**Dataset rows describing interfaces:**
• • • • •

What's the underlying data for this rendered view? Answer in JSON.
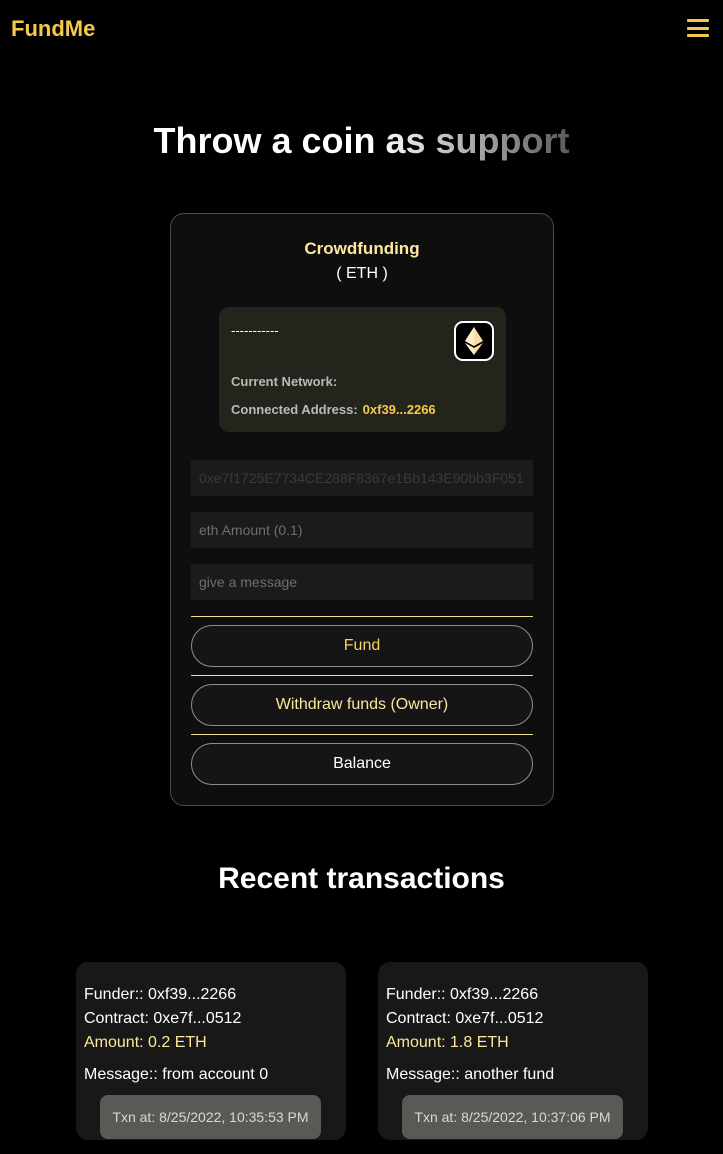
{
  "brand": "FundMe",
  "hero_title": "Throw a coin as support",
  "card": {
    "title": "Crowdfunding",
    "subtitle": "( ETH )",
    "info": {
      "network_placeholder": "-----------",
      "network_label": "Current Network:",
      "address_label": "Connected Address:",
      "address_value": "0xf39...2266"
    },
    "fields": {
      "contract_placeholder": "0xe7f1725E7734CE288F8367e1Bb143E90bb3F0512",
      "amount_placeholder": "eth Amount (0.1)",
      "message_placeholder": "give a message"
    },
    "buttons": {
      "fund": "Fund",
      "withdraw": "Withdraw funds (Owner)",
      "balance": "Balance"
    }
  },
  "recent_title": "Recent transactions",
  "transactions": [
    {
      "funder": "Funder:: 0xf39...2266",
      "contract": "Contract: 0xe7f...0512",
      "amount": "Amount: 0.2 ETH",
      "message": "Message:: from account 0",
      "time": "Txn at: 8/25/2022, 10:35:53 PM"
    },
    {
      "funder": "Funder:: 0xf39...2266",
      "contract": "Contract: 0xe7f...0512",
      "amount": "Amount: 1.8 ETH",
      "message": "Message:: another fund",
      "time": "Txn at: 8/25/2022, 10:37:06 PM"
    }
  ],
  "icons": {
    "menu": "hamburger-menu-icon",
    "network": "ethereum-icon"
  },
  "colors": {
    "accent": "#f6c94b",
    "card_title": "#ffe79a",
    "background": "#000000"
  }
}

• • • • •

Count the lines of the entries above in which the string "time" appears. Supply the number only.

**Task result:**
2